Figure 49: Captured on 3 September 2018 by the Copernicus Sentinel-2A satellite, this false-color image shows part of western Sicily in Italy and two of the main Aegadian Islands: Favignana and Levanzo. This image is also featured on the Earth from Space video program (image credit: ESA, the image contains modified Copernicus Sentinel data (2018), processed by ESA, CC BY-SA 3.0 IGO)
• February 15, 2019: Copernicus Sentinel-2 brings you some of the jewels of the Maldives for Valentine's week. Arguably one of the most romantic destinations in the world, the Maldives lie in the Indian Ocean about 700 km southwest of Sri Lanka. The nation is made up of more than 1000 coral islands spread across more than 20 ring-shaped atolls. 71)
- Like many low-lying islands, the Maldives are particularly vulnerable to sea-level rise. In fact, the Maldives are reported to be the flattest country on Earth, with no ground higher than 3 m and 80% of the land lying below 1 m. With satellite records showing that over the past five years, the global ocean has risen, on average, 4.8 mm a year, rising seas are a real threat to these island jewels.
- With the promise of white sandy beaches, azure ocean waters and coral reefs, this romantic getaway draws more than 600,000 tourists every year. While tourism is extremely important for the national economy, development on these pristine islands create pressures, such as ensuring an adequate supply of freshwater, treating sewage and potential pollution entering the ocean. Other environmental issues facing the Maldives include the loss of habitats of endangered species and the damage to the coral reefs.
- The Maldives are undoubtedly fragile but one of the most beautiful places on the planet, and a place to be loved and cherished now and in the future. Valentine's Day reminds us of love and maybe this year and beyond it's good to remember to love our planet.
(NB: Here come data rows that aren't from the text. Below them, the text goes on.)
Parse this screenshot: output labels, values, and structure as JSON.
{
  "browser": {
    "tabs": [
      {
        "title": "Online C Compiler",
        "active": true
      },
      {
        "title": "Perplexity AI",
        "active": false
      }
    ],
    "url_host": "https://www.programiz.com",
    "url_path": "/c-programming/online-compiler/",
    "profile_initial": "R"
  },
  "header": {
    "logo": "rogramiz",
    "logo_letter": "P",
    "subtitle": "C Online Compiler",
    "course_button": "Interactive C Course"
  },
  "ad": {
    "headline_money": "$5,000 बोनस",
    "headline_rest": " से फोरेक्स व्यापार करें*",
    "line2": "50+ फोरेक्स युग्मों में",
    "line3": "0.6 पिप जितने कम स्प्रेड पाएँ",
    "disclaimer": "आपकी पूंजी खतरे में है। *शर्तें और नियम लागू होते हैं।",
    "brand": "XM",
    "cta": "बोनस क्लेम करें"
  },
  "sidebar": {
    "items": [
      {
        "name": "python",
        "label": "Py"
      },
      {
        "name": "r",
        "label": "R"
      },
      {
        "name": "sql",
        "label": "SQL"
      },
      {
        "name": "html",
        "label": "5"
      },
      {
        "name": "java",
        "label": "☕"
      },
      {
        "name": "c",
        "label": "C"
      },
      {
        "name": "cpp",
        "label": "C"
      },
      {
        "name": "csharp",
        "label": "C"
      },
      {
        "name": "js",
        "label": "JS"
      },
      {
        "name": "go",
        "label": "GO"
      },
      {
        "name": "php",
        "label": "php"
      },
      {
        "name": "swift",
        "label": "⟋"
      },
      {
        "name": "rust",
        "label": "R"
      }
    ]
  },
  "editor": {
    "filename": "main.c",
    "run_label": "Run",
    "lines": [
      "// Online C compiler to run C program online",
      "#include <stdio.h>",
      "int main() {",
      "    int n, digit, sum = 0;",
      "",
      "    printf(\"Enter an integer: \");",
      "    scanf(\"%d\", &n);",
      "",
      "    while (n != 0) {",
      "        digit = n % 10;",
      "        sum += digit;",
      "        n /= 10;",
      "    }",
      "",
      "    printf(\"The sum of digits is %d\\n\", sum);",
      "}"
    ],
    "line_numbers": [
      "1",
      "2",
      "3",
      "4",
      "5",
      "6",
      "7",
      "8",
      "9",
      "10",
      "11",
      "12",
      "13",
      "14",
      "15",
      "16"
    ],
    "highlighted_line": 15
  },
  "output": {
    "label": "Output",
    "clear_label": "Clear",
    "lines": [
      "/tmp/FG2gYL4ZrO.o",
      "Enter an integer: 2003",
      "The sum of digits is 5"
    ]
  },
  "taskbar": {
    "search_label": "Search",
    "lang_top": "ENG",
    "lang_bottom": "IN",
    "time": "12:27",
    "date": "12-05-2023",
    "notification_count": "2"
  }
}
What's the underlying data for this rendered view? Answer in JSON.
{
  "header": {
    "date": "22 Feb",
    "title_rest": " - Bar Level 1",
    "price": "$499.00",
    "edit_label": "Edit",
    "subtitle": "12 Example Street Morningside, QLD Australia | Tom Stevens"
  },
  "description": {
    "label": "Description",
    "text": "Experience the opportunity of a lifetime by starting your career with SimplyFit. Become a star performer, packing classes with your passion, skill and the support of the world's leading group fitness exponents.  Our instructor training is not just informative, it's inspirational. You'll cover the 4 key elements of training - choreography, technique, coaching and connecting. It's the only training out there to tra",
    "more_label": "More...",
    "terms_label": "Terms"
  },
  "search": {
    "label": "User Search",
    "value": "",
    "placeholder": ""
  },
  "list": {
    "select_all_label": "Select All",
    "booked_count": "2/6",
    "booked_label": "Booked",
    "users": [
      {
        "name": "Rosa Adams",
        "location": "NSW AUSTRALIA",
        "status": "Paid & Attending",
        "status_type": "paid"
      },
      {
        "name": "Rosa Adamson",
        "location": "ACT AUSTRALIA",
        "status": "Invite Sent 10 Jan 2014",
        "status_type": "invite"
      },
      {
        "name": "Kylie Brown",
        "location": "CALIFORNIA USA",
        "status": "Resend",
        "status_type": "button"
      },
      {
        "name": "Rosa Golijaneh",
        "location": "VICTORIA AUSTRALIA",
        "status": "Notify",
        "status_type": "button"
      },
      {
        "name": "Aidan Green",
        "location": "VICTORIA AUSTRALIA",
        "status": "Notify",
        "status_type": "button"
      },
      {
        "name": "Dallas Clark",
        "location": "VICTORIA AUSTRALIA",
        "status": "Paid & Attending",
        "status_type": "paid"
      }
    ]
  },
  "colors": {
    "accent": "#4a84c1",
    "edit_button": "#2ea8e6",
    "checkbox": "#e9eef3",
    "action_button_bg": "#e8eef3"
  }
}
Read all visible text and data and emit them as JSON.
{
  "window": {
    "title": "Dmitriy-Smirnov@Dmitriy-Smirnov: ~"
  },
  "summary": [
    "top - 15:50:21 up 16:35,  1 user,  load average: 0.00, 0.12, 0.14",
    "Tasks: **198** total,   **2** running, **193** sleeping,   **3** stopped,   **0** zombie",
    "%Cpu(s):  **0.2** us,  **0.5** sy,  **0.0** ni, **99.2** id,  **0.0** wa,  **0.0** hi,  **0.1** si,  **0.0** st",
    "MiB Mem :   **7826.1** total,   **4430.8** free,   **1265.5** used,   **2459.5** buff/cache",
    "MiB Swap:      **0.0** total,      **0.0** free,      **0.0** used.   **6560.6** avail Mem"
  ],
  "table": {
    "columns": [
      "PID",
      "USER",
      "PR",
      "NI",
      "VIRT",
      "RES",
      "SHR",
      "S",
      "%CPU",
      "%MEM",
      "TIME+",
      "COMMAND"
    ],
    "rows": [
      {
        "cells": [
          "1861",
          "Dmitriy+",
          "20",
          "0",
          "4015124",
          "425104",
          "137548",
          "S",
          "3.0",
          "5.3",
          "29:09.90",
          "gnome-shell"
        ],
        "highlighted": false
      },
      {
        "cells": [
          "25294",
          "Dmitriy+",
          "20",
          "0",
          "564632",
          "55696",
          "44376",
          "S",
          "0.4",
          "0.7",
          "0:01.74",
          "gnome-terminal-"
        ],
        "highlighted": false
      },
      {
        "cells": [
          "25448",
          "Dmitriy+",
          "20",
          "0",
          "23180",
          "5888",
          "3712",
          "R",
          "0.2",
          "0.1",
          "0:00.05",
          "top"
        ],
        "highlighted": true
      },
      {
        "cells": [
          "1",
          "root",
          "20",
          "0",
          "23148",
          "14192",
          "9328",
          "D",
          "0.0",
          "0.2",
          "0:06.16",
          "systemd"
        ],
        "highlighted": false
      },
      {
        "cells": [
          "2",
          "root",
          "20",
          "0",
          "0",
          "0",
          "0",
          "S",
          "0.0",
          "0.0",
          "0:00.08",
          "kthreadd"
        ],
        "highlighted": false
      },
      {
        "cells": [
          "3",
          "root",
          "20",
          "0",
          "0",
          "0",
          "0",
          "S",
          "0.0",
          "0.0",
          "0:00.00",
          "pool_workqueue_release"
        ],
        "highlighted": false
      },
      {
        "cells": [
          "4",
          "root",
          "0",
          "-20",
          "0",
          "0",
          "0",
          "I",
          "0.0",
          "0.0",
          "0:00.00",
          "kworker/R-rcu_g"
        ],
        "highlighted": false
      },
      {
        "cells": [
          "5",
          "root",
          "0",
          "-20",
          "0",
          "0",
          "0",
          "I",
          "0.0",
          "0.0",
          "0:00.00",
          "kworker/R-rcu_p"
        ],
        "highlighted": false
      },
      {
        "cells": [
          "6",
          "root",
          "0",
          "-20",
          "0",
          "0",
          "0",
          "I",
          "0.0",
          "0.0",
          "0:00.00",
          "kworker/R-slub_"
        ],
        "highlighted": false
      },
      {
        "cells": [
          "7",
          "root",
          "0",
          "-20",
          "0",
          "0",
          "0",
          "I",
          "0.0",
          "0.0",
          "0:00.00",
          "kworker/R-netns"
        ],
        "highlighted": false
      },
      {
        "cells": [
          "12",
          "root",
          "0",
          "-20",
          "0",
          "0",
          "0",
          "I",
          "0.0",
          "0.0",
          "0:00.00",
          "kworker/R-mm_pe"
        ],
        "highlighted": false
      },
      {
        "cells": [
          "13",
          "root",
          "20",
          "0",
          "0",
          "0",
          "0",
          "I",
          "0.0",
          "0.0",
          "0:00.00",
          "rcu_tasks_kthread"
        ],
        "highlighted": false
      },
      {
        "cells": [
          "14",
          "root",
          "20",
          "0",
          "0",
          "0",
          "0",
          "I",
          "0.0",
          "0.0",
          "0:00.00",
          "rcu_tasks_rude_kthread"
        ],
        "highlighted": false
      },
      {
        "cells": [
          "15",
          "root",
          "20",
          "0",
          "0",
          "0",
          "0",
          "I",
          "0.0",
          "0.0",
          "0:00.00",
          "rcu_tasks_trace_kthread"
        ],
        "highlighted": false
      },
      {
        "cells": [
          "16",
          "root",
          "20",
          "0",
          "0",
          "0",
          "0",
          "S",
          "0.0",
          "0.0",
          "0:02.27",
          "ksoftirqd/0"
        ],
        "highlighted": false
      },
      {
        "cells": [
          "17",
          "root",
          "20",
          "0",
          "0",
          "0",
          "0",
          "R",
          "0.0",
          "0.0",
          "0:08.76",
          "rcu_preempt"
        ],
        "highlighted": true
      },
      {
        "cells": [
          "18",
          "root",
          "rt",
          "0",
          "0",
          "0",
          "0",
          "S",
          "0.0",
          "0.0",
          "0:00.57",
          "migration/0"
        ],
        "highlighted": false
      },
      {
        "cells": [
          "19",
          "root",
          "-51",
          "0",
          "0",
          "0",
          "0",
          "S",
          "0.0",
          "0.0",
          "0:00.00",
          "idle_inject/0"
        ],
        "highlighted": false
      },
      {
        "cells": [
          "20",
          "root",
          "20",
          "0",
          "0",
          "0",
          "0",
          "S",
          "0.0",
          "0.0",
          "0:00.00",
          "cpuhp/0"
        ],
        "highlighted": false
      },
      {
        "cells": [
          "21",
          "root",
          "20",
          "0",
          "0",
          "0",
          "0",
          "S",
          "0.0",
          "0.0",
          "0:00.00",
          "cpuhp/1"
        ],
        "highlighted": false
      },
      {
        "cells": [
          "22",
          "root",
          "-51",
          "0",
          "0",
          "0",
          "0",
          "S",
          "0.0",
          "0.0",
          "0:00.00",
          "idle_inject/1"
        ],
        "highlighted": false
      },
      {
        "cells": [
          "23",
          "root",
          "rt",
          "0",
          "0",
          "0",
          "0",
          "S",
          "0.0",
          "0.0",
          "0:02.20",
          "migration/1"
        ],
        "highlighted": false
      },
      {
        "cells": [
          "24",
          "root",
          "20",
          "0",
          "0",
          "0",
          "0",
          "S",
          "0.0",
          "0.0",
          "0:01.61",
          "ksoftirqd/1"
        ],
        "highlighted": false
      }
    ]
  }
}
Figure 50: A number of these little islands can be seen in the image, with the turquoise colors depicting clear shallow waters dotted by coral reefs and the red colors highlighting vegetation on land. Different cloud formations can also be seen, the difference in appearance is likely to be due to the different height above the surface. This image, which was captured on 26 August 2015, is also featured on the Earth from Space video program (image credit: ESA, the image contains modified Copernicus Sentinel data (2015), processed by ESA, CC BY-SA 3.0 IGO)
- The region tends to be very arid and this false-color image has been processed to highlight different types of rock, soil and sand in pinks, purples and yellows.
- Part of the ‘great north road' can also been seen running from the bottom-left to the top-right. The road is one of the best in the country, linking Nairobi in the south of the country to Ethiopia. The northern 500-km stretch from Isiolo to the Kenyan–Ethiopian border town of Moyale took about nine years to build and was completed recently, but has reduced travel time from Nairobi to Moyale from three days to about 12 hours and opened up new opportunities for trade and business. Moyale can be seen in the top-right of the image.
Figure 51: The bright green at the top of the image depicts vegetation, but the rest of the area appears relatively devoid of vegetation. Several dry river beds can also be seen etched into the landscape and the black shape in the middle-left appears to be an area of freshly burnt land. The lack of water has, at times, led to clashes between clans over access to water and pasture for cattle. When the rains do come, however, this dry dusty land can burst into life and turn a rich green. This Copernicus Sentinel-2A image is also featured on the Earth from Space video program (image credit: ESA, the image contains modified Copernicus Sentinel data (2018), processed by ESA, CC BY-SA 3.0 IGO)